- In young obese patients with type 2 diabetes (T2D), short-term use of liraglutide was associated with greater weight loss and glucose control compared with sitagliptin.
- Liraglutide and sitagliptin did not show significant effects on cardiovascular structure or function.
Why this matters
- Longer studies may be necessary before definitive conclusions can be made about putative pleiotropic properties of incretin-based therapies in patients with more severe cardiac dysfunction.
- The LYDIA trial of 76 obese patients with T2D who were randomly assigned to received liraglutide (n=38) or sitagliptin (n=38).

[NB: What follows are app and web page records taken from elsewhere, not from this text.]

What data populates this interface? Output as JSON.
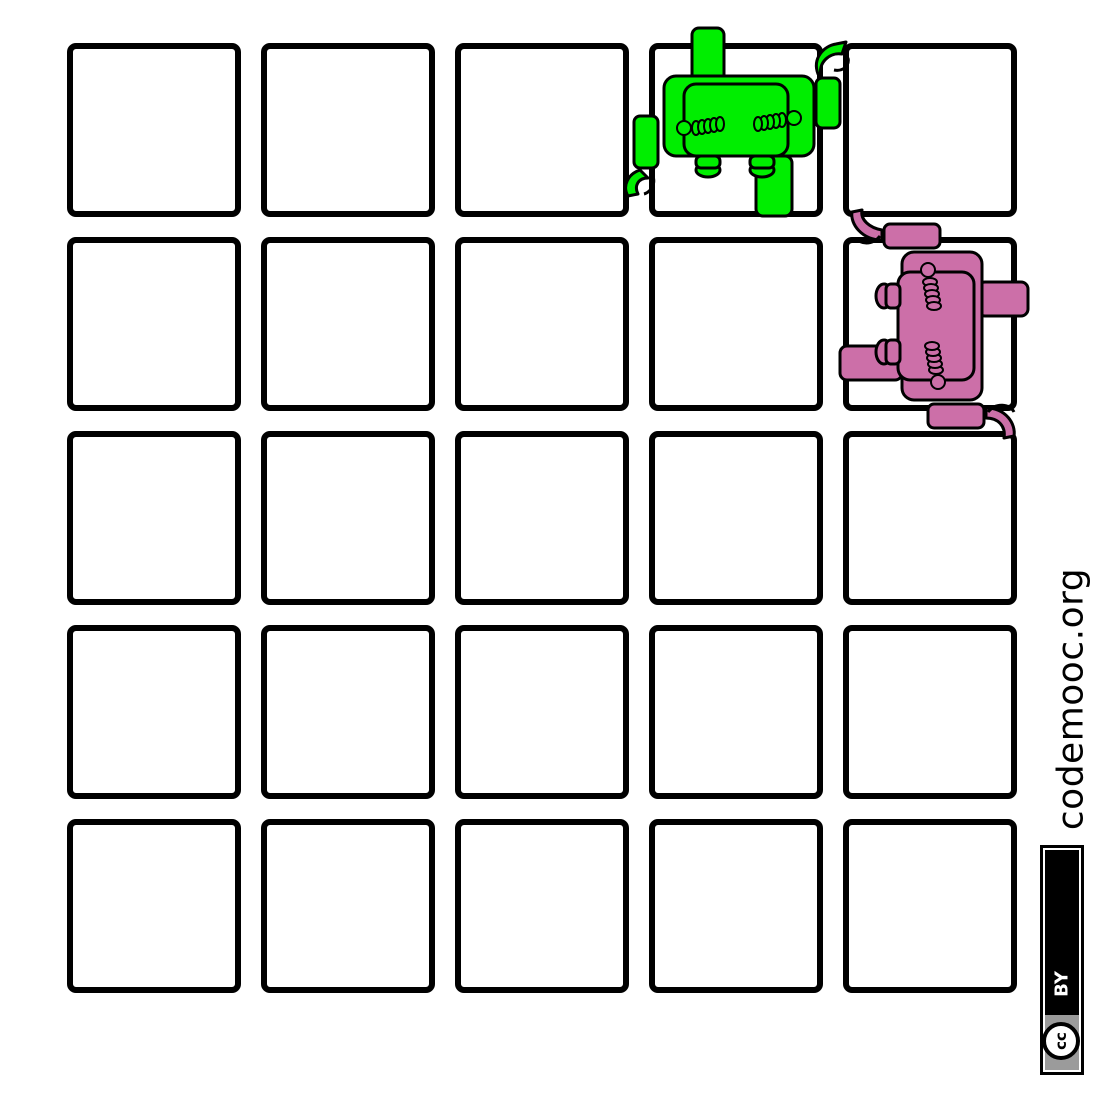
{
  "board": {
    "rows": 5,
    "columns": 5,
    "cell_fill": "#ffffff",
    "cell_border": "#000000"
  },
  "robots": [
    {
      "id": "green-robot",
      "row": 1,
      "column": 4,
      "color": "#00ee00",
      "facing": "down",
      "holding": "none"
    },
    {
      "id": "pink-robot",
      "row": 2,
      "column": 5,
      "color": "#cc6fa8",
      "facing": "left",
      "holding": "none"
    }
  ],
  "footer": {
    "site": "codemooc.org",
    "license_cc": "cc",
    "license_by": "BY"
  }
}
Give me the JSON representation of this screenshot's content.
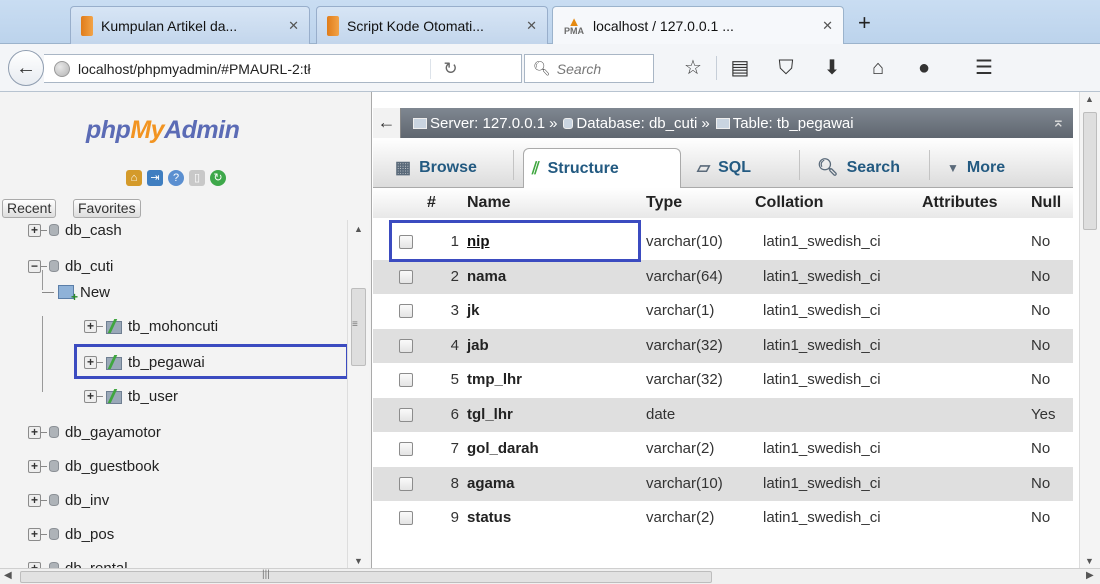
{
  "browser": {
    "tabs": [
      {
        "title": "Kumpulan Artikel da...",
        "close": "✕",
        "active": false
      },
      {
        "title": "Script Kode Otomati...",
        "close": "✕",
        "active": false
      },
      {
        "title": "localhost / 127.0.0.1 ...",
        "close": "✕",
        "active": true
      }
    ],
    "pma_favicon_text": "PMA",
    "new_tab": "+",
    "url": "localhost/phpmyadmin/#PMAURL-2:tł",
    "search_placeholder": "Search",
    "icons": [
      "star-icon",
      "reading-list-icon",
      "pocket-icon",
      "download-icon",
      "home-icon",
      "chat-icon",
      "menu-icon"
    ]
  },
  "sidebar": {
    "logo": {
      "php": "php",
      "my": "My",
      "admin": "Admin"
    },
    "recent_label": "Recent",
    "favorites_label": "Favorites",
    "tree": [
      {
        "label": "db_cash",
        "type": "db",
        "expander": "+"
      },
      {
        "label": "db_cuti",
        "type": "db",
        "expander": "−"
      },
      {
        "label": "New",
        "type": "new"
      },
      {
        "label": "tb_mohoncuti",
        "type": "table",
        "expander": "+"
      },
      {
        "label": "tb_pegawai",
        "type": "table",
        "expander": "+",
        "selected": true
      },
      {
        "label": "tb_user",
        "type": "table",
        "expander": "+"
      },
      {
        "label": "db_gayamotor",
        "type": "db",
        "expander": "+"
      },
      {
        "label": "db_guestbook",
        "type": "db",
        "expander": "+"
      },
      {
        "label": "db_inv",
        "type": "db",
        "expander": "+"
      },
      {
        "label": "db_pos",
        "type": "db",
        "expander": "+"
      },
      {
        "label": "db_rental",
        "type": "db",
        "expander": "+"
      }
    ]
  },
  "breadcrumb": {
    "server": "Server: 127.0.0.1",
    "database": "Database: db_cuti",
    "table": "Table: tb_pegawai",
    "sep": "»"
  },
  "tabs": {
    "browse": "Browse",
    "structure": "Structure",
    "sql": "SQL",
    "search": "Search",
    "more": "More"
  },
  "table": {
    "headers": {
      "num": "#",
      "name": "Name",
      "type": "Type",
      "collation": "Collation",
      "attributes": "Attributes",
      "null": "Null"
    },
    "rows": [
      {
        "num": "1",
        "name": "nip",
        "type": "varchar(10)",
        "collation": "latin1_swedish_ci",
        "null": "No"
      },
      {
        "num": "2",
        "name": "nama",
        "type": "varchar(64)",
        "collation": "latin1_swedish_ci",
        "null": "No"
      },
      {
        "num": "3",
        "name": "jk",
        "type": "varchar(1)",
        "collation": "latin1_swedish_ci",
        "null": "No"
      },
      {
        "num": "4",
        "name": "jab",
        "type": "varchar(32)",
        "collation": "latin1_swedish_ci",
        "null": "No"
      },
      {
        "num": "5",
        "name": "tmp_lhr",
        "type": "varchar(32)",
        "collation": "latin1_swedish_ci",
        "null": "No"
      },
      {
        "num": "6",
        "name": "tgl_lhr",
        "type": "date",
        "collation": "",
        "null": "Yes"
      },
      {
        "num": "7",
        "name": "gol_darah",
        "type": "varchar(2)",
        "collation": "latin1_swedish_ci",
        "null": "No"
      },
      {
        "num": "8",
        "name": "agama",
        "type": "varchar(10)",
        "collation": "latin1_swedish_ci",
        "null": "No"
      },
      {
        "num": "9",
        "name": "status",
        "type": "varchar(2)",
        "collation": "latin1_swedish_ci",
        "null": "No"
      }
    ]
  },
  "colors": {
    "highlight": "#3b4bc0",
    "link": "#235a81",
    "server_bar": "#6b737c",
    "row_alt": "#dfdfdf"
  }
}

- Primary outcome: difference in circumferential peak early-diastolic strain rate change (PEDSR)
- Funding: Novo Nordisk.
- After 26 weeks, no significant difference was observed between liraglutide and sitagliptin in:
- PEDSR (intervention effect, -0.01 [95% CI, -0.07 to 0.06] second-1; P=.874);
- left ventricular ejection fraction (intervention effect, -1.98 [95% CI, -4.90 to 0.94] %; P=.183) and mass (intervention effect, 1.14 [95% CI, -5.23 to 7.50] g; P=.308); and
- aortic distensibility (intervention effect, -0.35 [95% CI, -0.98 to 0.28] mmHg-1x10-3; P=.275).
- Liraglutide vs sitagliptin had:
- greater reduction in haemoglobin A1c (intervention effect, -4.57 [95% CI, -9.10 to -0.37] mmoLmoL-1; P=.048) and body weight (intervention effect, -3.88 [95% CI, -5.74 to -2.01] kg; P=.001); and
- a significant reduction in alanine Transaminase (intervention effect, -11.27[95% CI, -20.17 to -2.37] IUl-1; P=.013).
- Study did not compare individual drug effects with control.